Room: Sabotage the Enigma
Location: Second Telling Missions, 397 King St, Newtown
Cost: $39.50 per player
Escaped: Yes, but we needed extra time
Overall rating: 40/40
A unique, interactive escape room that is as fun as it is challenging.
February, 1943. One of the White Rose’s leaflets called for Germans to sabotage the doomed war effort so that the war could be brought to a close as soon as possible. Your team has been contacted by a resistance organisation and asked to break into a top-secret army communications centre and sabotage the Enigma key-distribution mechanism. There is only a narrow window of opportunity to do it – one hour – but the mission could change the course of history.
Having previously enjoyed Second Telling Mission’s other escape room, Rescue the White Rose, we were looking forward to another foray into the world of espionage. Yet again, we were in a real-world inspired room with a clear mission – this time to sabotage the Engima machine. Knowing a little about the Engima I immediately felt that the stakes were high and that somehow managing to sabotage the machine would bring about the end of the war – despite the fact that I was aware we couldn’t actually change the course of history. Still, it was fun to pretend for an hour and I got very involved in the storyline (and felt a little bad for the allies that we were the best they could come up with).
We had an actor inside the room with us for the duration of the escape room, which was fantastic and absolutely added to the whole experience. Because of that, the hint system was a little different from any other room I’ve played and, I have to say, probably my favourite hint system ever. I won’t go into any details about how it works, but suffice to say it stopped me from getting too frustrated (as this was, again, an incredibly challenging room). The other benefit was that the hints flowed seamlessly with the whole experience, rather than being something that pulled you out of the moment.
As with Rescue the White Rose, the theming of the room felt completely authentic. All decorations were there with a purpose and everything flowed well. I’m not a fan of really busy rooms that have too much going on – it’s difficult enough to solve puzzles in an escape room without having to figure out what’s a clue and what’s just there for decoration. Considering the theme, it also would have been odd for the room to have much in the way of decoration. Again, having an actor in the room with us made it feel a lot more real and absolutely added a lot to the theming. I don’t have much else to say – it was excellent, it worked well, and Second Telling Missions clearly have a clear sense of vision for their rooms, which shines through.

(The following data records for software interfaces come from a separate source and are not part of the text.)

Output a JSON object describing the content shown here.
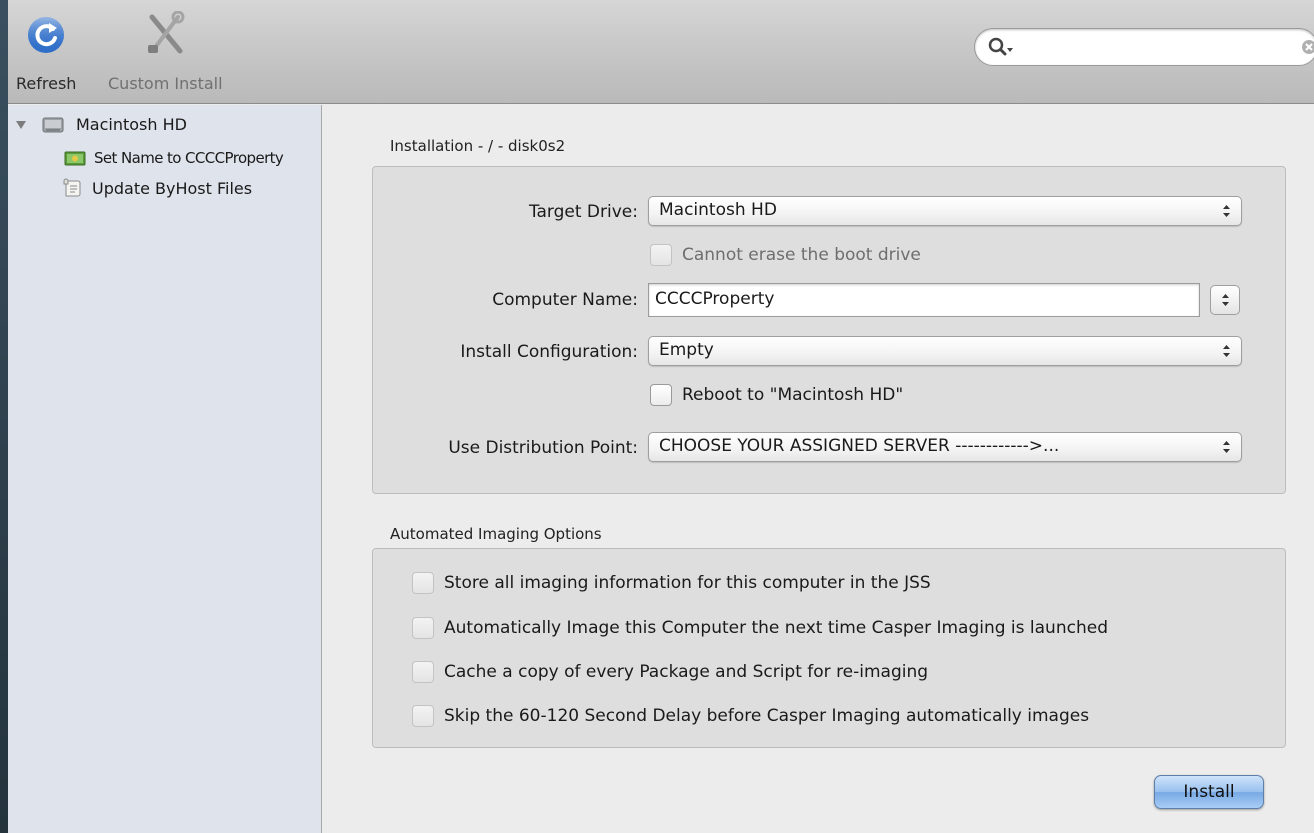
{
  "toolbar": {
    "refresh_label": "Refresh",
    "custom_install_label": "Custom Install",
    "search": {
      "value": "",
      "placeholder": ""
    }
  },
  "sidebar": {
    "root": {
      "label": "Macintosh HD",
      "expanded": true,
      "icon": "hard-drive-icon"
    },
    "items": [
      {
        "label": "Set Name to CCCCProperty",
        "icon": "rename-config-icon"
      },
      {
        "label": "Update ByHost Files",
        "icon": "script-icon"
      }
    ]
  },
  "installation": {
    "title": "Installation - / - disk0s2",
    "target_drive": {
      "label": "Target Drive:",
      "value": "Macintosh HD"
    },
    "erase_checkbox": {
      "label": "Cannot erase the boot drive",
      "checked": false,
      "enabled": false
    },
    "computer_name": {
      "label": "Computer Name:",
      "value": "CCCCProperty"
    },
    "install_configuration": {
      "label": "Install Configuration:",
      "value": "Empty"
    },
    "reboot_checkbox": {
      "label": "Reboot to \"Macintosh HD\"",
      "checked": false,
      "enabled": true
    },
    "distribution_point": {
      "label": "Use Distribution Point:",
      "value": "CHOOSE YOUR ASSIGNED SERVER ------------>..."
    }
  },
  "automated": {
    "title": "Automated Imaging Options",
    "options": [
      {
        "label": "Store all imaging information for this computer in the JSS",
        "checked": false
      },
      {
        "label": "Automatically Image this Computer the next time Casper Imaging is launched",
        "checked": false
      },
      {
        "label": "Cache a copy of every Package and Script for re-imaging",
        "checked": false
      },
      {
        "label": "Skip the 60-120 Second Delay before Casper Imaging automatically images",
        "checked": false
      }
    ]
  },
  "install_button_label": "Install",
  "colors": {
    "accent": "#78a9e4",
    "sidebar_bg": "#dfe4ec",
    "window_bg": "#ececec"
  }
}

Really, how could this be anything less than a perfect 10? Yet again, Second Telling Missions managed to have an excellent mix of low-tech and high-tech puzzles, all with a homemade feeling to them that fitted in perfectly with the 1940s Germany theme. The interactive element was perfect and really elevated the room from great to fantastic. There was one puzzle that we accidentally managed to force somehow, and although nobody was sure how we did it, I have to say I’m very glad we did as figuring out the answer would have set us back by at least five minutes, probably more. As with Rescue the White Rose, there was a storyline in the room that carried through until the end, which I really appreciated. I love the way every puzzle they use feels like it’s there for a reason. It’s never a case of throwing something in just because – every puzzle has been carefully planned out and adds to the authenticity of the room.I was really impressed with the variety of puzzles they had. This wasn’t a room that relied on copious padlocks – pretty much every single puzzle was different, which was part of why I found the room to be so difficult.

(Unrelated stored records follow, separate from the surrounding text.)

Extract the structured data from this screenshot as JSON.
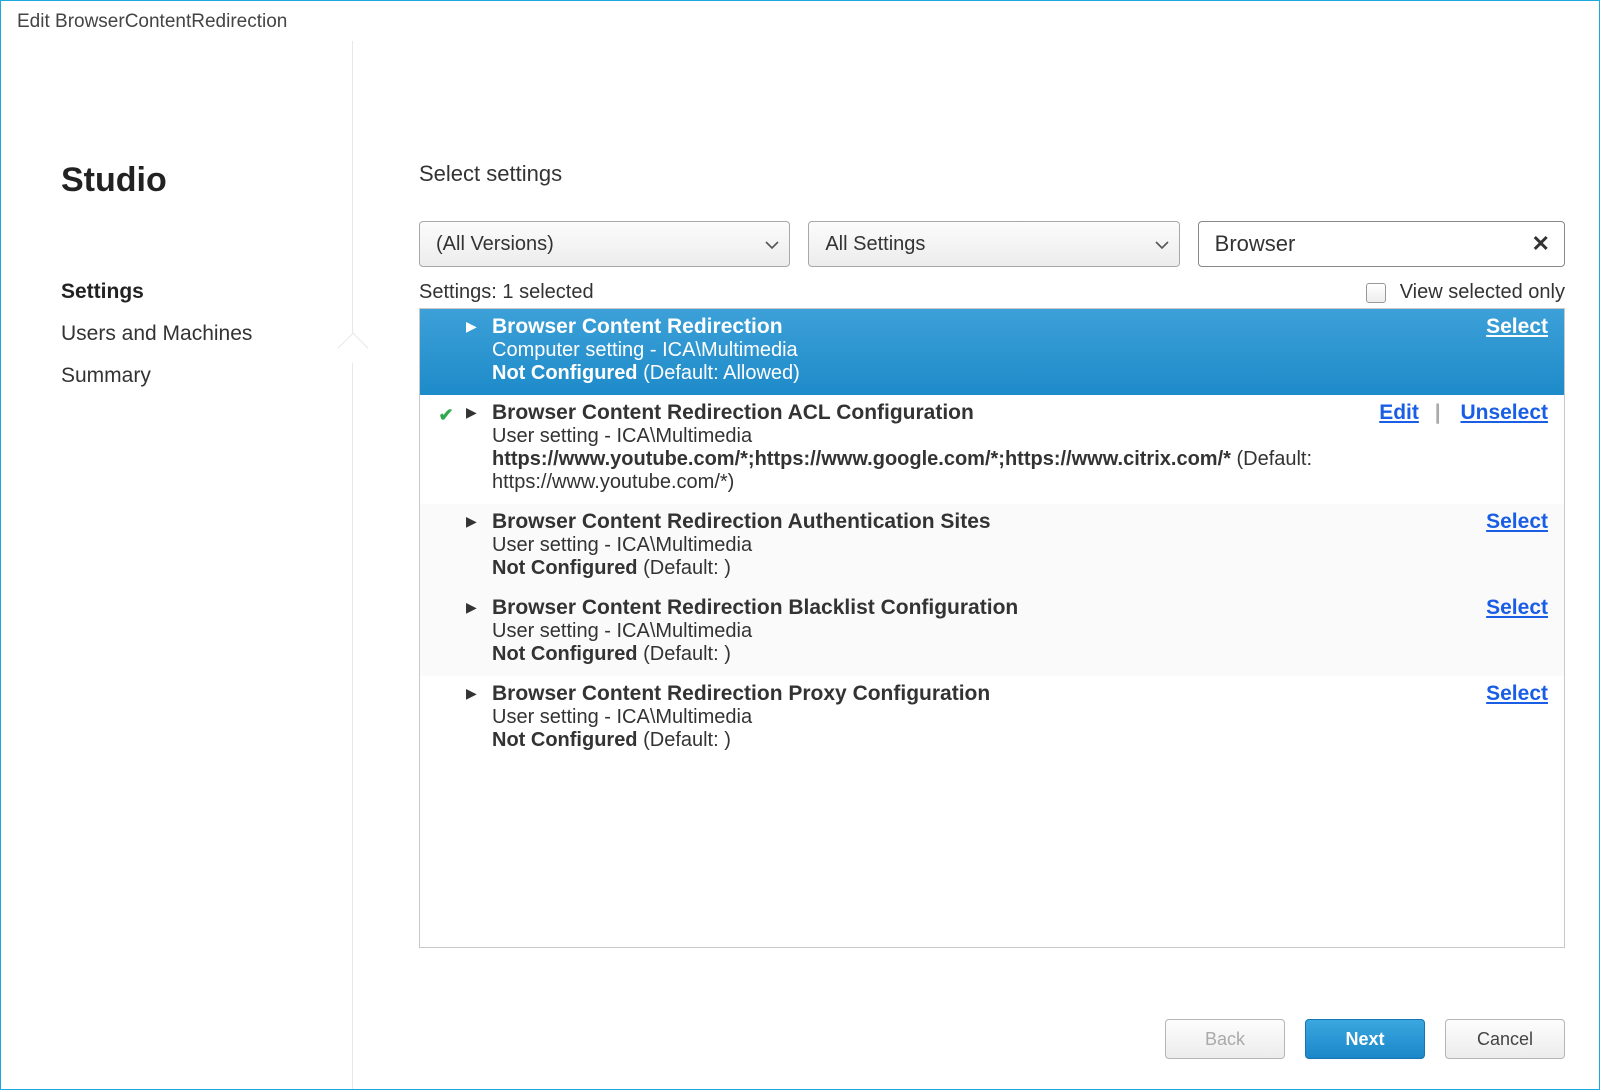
{
  "window": {
    "title": "Edit BrowserContentRedirection"
  },
  "sidebar": {
    "logo": "Studio",
    "items": [
      {
        "label": "Settings",
        "active": true
      },
      {
        "label": "Users and Machines"
      },
      {
        "label": "Summary"
      }
    ]
  },
  "main": {
    "title": "Select settings",
    "version_filter": "(All Versions)",
    "scope_filter": "All Settings",
    "search_value": "Browser",
    "settings_count_label": "Settings:",
    "settings_count_value": "1 selected",
    "view_selected_only": "View selected only"
  },
  "settings_list": [
    {
      "selected": true,
      "has_check": false,
      "title": "Browser Content Redirection",
      "subtitle": "Computer setting - ICA\\Multimedia",
      "config_bold": "Not Configured",
      "config_rest": " (Default: Allowed)",
      "actions": [
        {
          "label": "Select"
        }
      ]
    },
    {
      "has_check": true,
      "title": "Browser Content Redirection ACL Configuration",
      "subtitle": "User setting - ICA\\Multimedia",
      "config_bold": "https://www.youtube.com/*;https://www.google.com/*;https://www.citrix.com/*",
      "config_rest": " (Default: https://www.youtube.com/*)",
      "actions": [
        {
          "label": "Edit"
        },
        {
          "label": "Unselect"
        }
      ]
    },
    {
      "alt": true,
      "title": "Browser Content Redirection Authentication Sites",
      "subtitle": "User setting - ICA\\Multimedia",
      "config_bold": "Not Configured",
      "config_rest": " (Default: )",
      "actions": [
        {
          "label": "Select"
        }
      ]
    },
    {
      "alt": true,
      "title": "Browser Content Redirection Blacklist Configuration",
      "subtitle": "User setting - ICA\\Multimedia",
      "config_bold": "Not Configured",
      "config_rest": " (Default: )",
      "actions": [
        {
          "label": "Select"
        }
      ]
    },
    {
      "title": "Browser Content Redirection Proxy Configuration",
      "subtitle": "User setting - ICA\\Multimedia",
      "config_bold": "Not Configured",
      "config_rest": " (Default: )",
      "actions": [
        {
          "label": "Select"
        }
      ]
    }
  ],
  "buttons": {
    "back": "Back",
    "next": "Next",
    "cancel": "Cancel"
  }
}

As much as I loved playing Rescue the White Rose, I have to say that Sabotage the Enigma was my favourite – and right up there as being one of the best rooms I’ve ever played. We had a thorough walkthrough at the end and even got to see how one of the puzzles was made, which was great and reminded me again how well thought out both of Second Telling Mission’s rooms are. There were also a few little details we’d missed while playing, so it was great to have those brought to our attention. Although I found it to be a very challenging room, I wasn’t frustrated this time around – whether that’s because the hint system worked so well for me, or because I was just in a better state of mind, I’m not sure. Allowing us a little extra time at the end was also very much appreciated. I know rooms aren’t always in a position to offer that, but it was wonderful to leave feeling like we’d completed our objective, even if we went a little over time.
Again, there really isn’t much to say here. The staff at Second Telling Missions are wonderful and it was a great experience from beginning to end.

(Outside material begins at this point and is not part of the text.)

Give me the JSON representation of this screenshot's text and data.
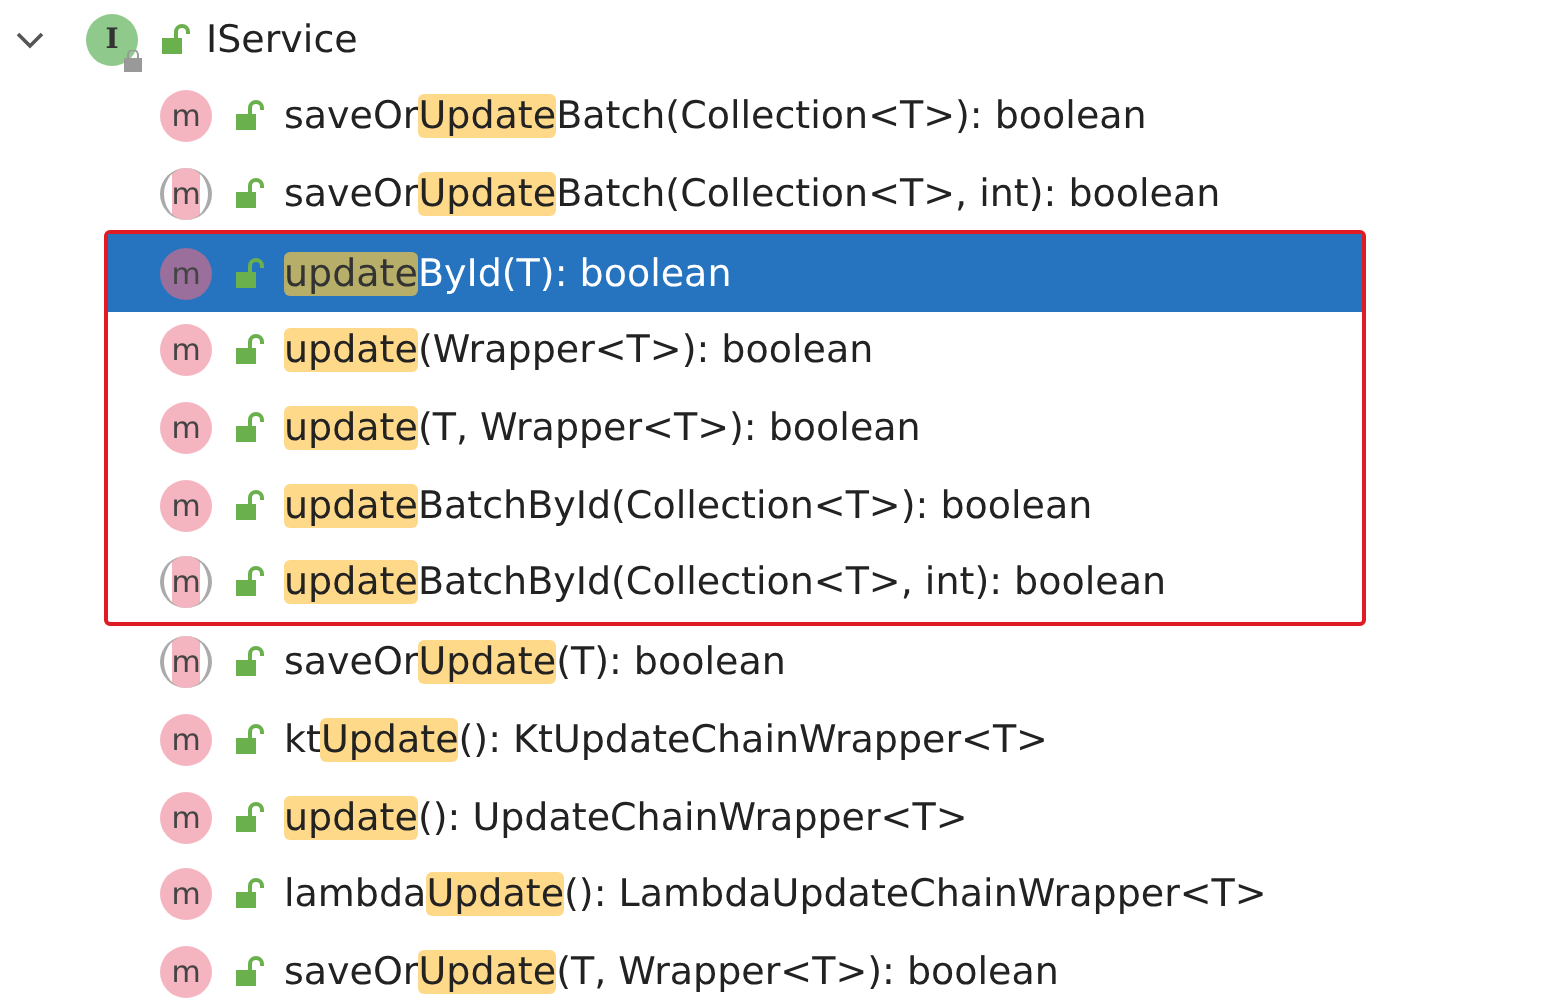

Overall rating: 40/40
If you want a challenging room with an authentic feel and a bit of creative interaction, Sabotage the Engima is the perfect escape room for you.